USDA’s crop production and yield estimates declined from Aug. 1 to Sept. 1 as adverse weather conditions took the top end off corn and soybean potential.
The Ag Department projects a U.S. corn crop of 14.9 billion bushels, down 2% from the August estimate, with an average yield of 178.5 bushels per acre (down 3.3 bushels).
Soybean production this harvest looks to be 4.31 billion bushels nationwide, down 3% from the August estimate, with an average yield at a record 51.9 bushels per acre, down 1.4 bushels from the previous forecast.
“This report was quiet. There’s not a lot of fresh news,” Karl Setzer, AgriVisor commodity risk analyst, told the RFD Radio Network. “The trade dialed this in as far as the estimates.”
Corn yield estimates declined in the “I” states compared to August estimates by 4 bushels per acre in Illinois, to 203 bushels, 11 bushels in Iowa (191) and 2 bushels in Indiana (186). This month’s soybean yield estimates declined by 2 bushels in Illinois, to 62 bushels per acre, 4 bushels in Iowa (54) and 1 bushel in Indiana (60).
“The 191-bushel yield in Iowa was a littler higher than the trade expected (in light of extensive wind damage and severe drought issues),” Setzer said. “That might be the only surprise on the corn side.”
The combination of reduced crop output and solid demand provided support for the markets heading into the thick of harvest.
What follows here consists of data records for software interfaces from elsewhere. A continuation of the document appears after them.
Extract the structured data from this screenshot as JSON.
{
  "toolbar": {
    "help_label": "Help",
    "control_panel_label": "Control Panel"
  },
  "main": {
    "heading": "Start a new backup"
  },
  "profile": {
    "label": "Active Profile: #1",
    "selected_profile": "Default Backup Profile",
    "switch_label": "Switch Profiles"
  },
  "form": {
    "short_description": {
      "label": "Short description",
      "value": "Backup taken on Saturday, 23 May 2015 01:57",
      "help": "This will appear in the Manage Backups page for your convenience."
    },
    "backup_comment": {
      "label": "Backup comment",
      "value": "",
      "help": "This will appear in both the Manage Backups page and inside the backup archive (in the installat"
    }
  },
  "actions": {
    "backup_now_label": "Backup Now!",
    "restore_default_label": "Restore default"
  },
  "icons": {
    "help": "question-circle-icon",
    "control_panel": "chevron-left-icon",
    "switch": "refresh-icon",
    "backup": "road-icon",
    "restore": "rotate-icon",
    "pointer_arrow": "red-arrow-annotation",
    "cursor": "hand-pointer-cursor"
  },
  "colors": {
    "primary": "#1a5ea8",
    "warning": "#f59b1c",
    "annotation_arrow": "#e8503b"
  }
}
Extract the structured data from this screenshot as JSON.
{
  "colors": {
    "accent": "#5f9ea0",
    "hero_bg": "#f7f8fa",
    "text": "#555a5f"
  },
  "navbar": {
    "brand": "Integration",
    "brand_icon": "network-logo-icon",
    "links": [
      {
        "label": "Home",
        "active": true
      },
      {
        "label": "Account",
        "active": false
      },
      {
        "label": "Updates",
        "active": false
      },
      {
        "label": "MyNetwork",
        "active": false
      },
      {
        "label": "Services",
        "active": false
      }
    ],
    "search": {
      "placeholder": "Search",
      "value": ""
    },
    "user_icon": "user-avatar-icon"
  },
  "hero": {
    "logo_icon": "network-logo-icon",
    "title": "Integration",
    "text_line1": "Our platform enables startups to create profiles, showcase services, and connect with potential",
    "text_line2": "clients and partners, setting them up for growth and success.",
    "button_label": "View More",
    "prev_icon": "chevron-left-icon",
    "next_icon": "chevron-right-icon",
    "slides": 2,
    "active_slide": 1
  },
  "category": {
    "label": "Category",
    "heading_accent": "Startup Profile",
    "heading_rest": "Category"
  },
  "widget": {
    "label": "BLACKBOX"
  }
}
USDA cut its estimate of corn ending stocks by 253 million bushels to 2.5 billion bushels. A 100-million bushel boost in exports was offset by a 100-million drop in ethanol use, but supply fell more than use, overall.
“Globally, we have a 306.8 million metric ton carryout expected (for corn). That’s close to 5 million metric tons less than the trade was expecting and almost 11 million metric tons below the August forecast,” Setzer said. “That’s giving us support.”
USDA raised its season-average price estimate for corn by 40 cents to $3.50 per bushel.
Meanwhile, USDA left its estimates of soybean crush and exports unchanged. But, the expected drop in production pushed soy ending stocks to 460 million bushels, down 150 million bushels from the previous forecast.
“Soybean ending stocks will be the big question,” Setzer said. “The 460 million bushel (estimate) was 9 million less than the trade expected.”
USDA subsequently raised its season-average price estimate for beans to $9.25 per bushel, up from $8.35 last month.
The season-average price for wheat remains unchanged at $4.50 per bushel.